> Exercise:
Count the lines in the records that hold the string "chevron". Only the number should be given.

[Component data from apps and pages]
------------------------------------------------

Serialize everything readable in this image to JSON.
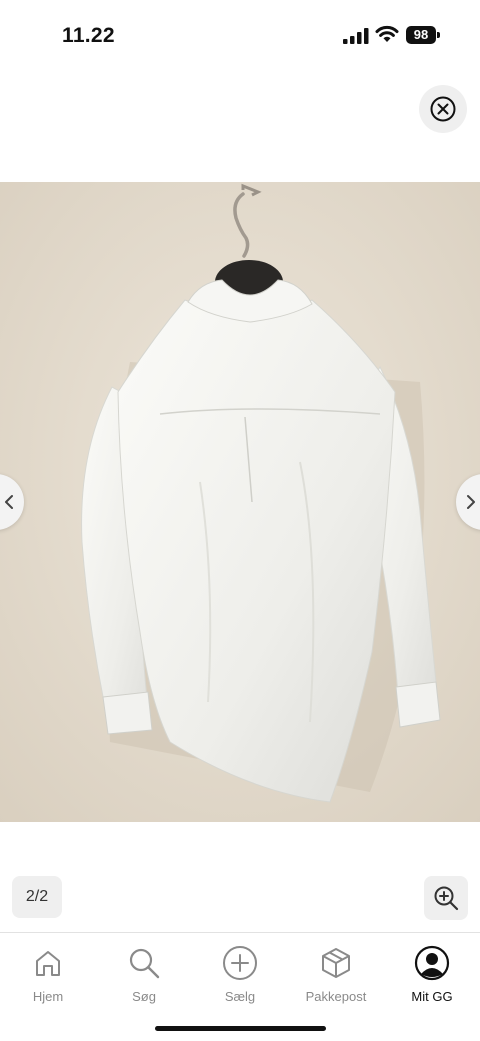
{
  "status_bar": {
    "time": "11.22",
    "battery": "98"
  },
  "icons": {
    "close": "close-circle-icon",
    "prev": "chevron-left-icon",
    "next": "chevron-right-icon",
    "zoom": "zoom-in-icon"
  },
  "gallery": {
    "counter": "2/2",
    "image_subject": "white shirt on hanger"
  },
  "tabs": [
    {
      "label": "Hjem",
      "icon": "home-icon",
      "active": false
    },
    {
      "label": "Søg",
      "icon": "search-icon",
      "active": false
    },
    {
      "label": "Sælg",
      "icon": "plus-circle-icon",
      "active": false
    },
    {
      "label": "Pakkepost",
      "icon": "package-icon",
      "active": false
    },
    {
      "label": "Mit GG",
      "icon": "profile-icon",
      "active": true
    }
  ],
  "colors": {
    "tab_inactive": "#8a8a8a",
    "tab_active": "#111111",
    "button_bg": "#efefef"
  }
}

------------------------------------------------

> Task answer:
2